ABOUT THIS EXERCISE: Reproduce all of the data exactly, with no line skipped.

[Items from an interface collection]
==*==

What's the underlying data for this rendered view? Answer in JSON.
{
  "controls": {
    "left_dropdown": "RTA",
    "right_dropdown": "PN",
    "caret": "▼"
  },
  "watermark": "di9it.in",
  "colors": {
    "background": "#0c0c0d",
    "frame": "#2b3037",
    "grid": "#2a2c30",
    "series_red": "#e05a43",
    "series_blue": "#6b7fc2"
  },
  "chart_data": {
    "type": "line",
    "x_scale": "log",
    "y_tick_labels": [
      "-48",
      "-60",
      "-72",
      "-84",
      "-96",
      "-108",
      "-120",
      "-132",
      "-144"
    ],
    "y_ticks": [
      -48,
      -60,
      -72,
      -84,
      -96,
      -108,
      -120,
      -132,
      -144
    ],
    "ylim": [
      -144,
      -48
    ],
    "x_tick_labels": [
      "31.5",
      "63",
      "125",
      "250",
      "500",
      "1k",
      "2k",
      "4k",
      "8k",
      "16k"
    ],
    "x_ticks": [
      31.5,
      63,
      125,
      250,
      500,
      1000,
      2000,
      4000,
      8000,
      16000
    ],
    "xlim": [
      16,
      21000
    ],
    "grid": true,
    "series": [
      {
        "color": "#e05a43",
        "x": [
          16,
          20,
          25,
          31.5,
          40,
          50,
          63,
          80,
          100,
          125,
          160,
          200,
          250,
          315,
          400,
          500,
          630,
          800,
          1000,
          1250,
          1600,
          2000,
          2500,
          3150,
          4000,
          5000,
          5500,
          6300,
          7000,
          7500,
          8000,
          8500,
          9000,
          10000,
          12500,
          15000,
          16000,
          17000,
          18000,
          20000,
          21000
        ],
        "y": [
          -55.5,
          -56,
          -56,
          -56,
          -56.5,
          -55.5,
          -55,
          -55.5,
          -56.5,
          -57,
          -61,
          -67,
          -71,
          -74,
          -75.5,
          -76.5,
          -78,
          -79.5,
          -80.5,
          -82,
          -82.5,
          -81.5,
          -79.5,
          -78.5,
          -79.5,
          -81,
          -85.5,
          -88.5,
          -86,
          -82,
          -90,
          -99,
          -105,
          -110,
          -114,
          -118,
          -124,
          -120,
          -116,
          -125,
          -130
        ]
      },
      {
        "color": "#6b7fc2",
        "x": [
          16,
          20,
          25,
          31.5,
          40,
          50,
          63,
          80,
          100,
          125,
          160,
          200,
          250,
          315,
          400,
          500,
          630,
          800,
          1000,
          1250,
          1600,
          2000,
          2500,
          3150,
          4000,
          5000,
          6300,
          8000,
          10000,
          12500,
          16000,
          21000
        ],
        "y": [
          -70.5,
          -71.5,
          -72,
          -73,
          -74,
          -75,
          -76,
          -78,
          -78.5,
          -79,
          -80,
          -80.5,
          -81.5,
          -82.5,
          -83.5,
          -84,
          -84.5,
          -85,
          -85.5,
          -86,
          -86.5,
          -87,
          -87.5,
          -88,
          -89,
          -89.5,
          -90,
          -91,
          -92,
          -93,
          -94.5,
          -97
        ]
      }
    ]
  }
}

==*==

RESPONSE BELOW:
What's the underlying data for this rendered view? Answer in JSON.
{
  "controls": {
    "left_dropdown": "RTA",
    "right_dropdown": "PN",
    "caret": "▼"
  },
  "watermark": "di9it.in",
  "colors": {
    "background": "#0c0c0d",
    "frame": "#2b3037",
    "grid": "#2a2c30",
    "series_red": "#e05a43",
    "series_blue": "#6b7fc2"
  },
  "chart_data": {
    "type": "line",
    "x_scale": "log",
    "y_tick_labels": [
      "-48",
      "-60",
      "-72",
      "-84",
      "-96",
      "-108",
      "-120",
      "-132",
      "-144"
    ],
    "y_ticks": [
      -48,
      -60,
      -72,
      -84,
      -96,
      -108,
      -120,
      -132,
      -144
    ],
    "ylim": [
      -144,
      -48
    ],
    "x_tick_labels": [
      "31.5",
      "63",
      "125",
      "250",
      "500",
      "1k",
      "2k",
      "4k",
      "8k",
      "16k"
    ],
    "x_ticks": [
      31.5,
      63,
      125,
      250,
      500,
      1000,
      2000,
      4000,
      8000,
      16000
    ],
    "xlim": [
      16,
      21000
    ],
    "grid": true,
    "series": [
      {
        "color": "#e05a43",
        "x": [
          16,
          20,
          25,
          31.5,
          40,
          50,
          63,
          80,
          100,
          125,
          160,
          200,
          250,
          315,
          400,
          500,
          630,
          800,
          1000,
          1250,
          1600,
          2000,
          2500,
          3150,
          4000,
          5000,
          5500,
          6300,
          7000,
          7500,
          8000,
          8500,
          9000,
          10000,
          12500,
          15000,
          16000,
          17000,
          18000,
          20000,
          21000
        ],
        "y": [
          -55.5,
          -56,
          -56,
          -56,
          -56.5,
          -55.5,
          -55,
          -55.5,
          -56.5,
          -57,
          -61,
          -67,
          -71,
          -74,
          -75.5,
          -76.5,
          -78,
          -79.5,
          -80.5,
          -82,
          -82.5,
          -81.5,
          -79.5,
          -78.5,
          -79.5,
          -81,
          -85.5,
          -88.5,
          -86,
          -82,
          -90,
          -99,
          -105,
          -110,
          -114,
          -118,
          -124,
          -120,
          -116,
          -125,
          -130
        ]
      },
      {
        "color": "#6b7fc2",
        "x": [
          16,
          20,
          25,
          31.5,
          40,
          50,
          63,
          80,
          100,
          125,
          160,
          200,
          250,
          315,
          400,
          500,
          630,
          800,
          1000,
          1250,
          1600,
          2000,
          2500,
          3150,
          4000,
          5000,
          6300,
          8000,
          10000,
          12500,
          16000,
          21000
        ],
        "y": [
          -70.5,
          -71.5,
          -72,
          -73,
          -74,
          -75,
          -76,
          -78,
          -78.5,
          -79,
          -80,
          -80.5,
          -81.5,
          -82.5,
          -83.5,
          -84,
          -84.5,
          -85,
          -85.5,
          -86,
          -86.5,
          -87,
          -87.5,
          -88,
          -89,
          -89.5,
          -90,
          -91,
          -92,
          -93,
          -94.5,
          -97
        ]
      }
    ]
  }
}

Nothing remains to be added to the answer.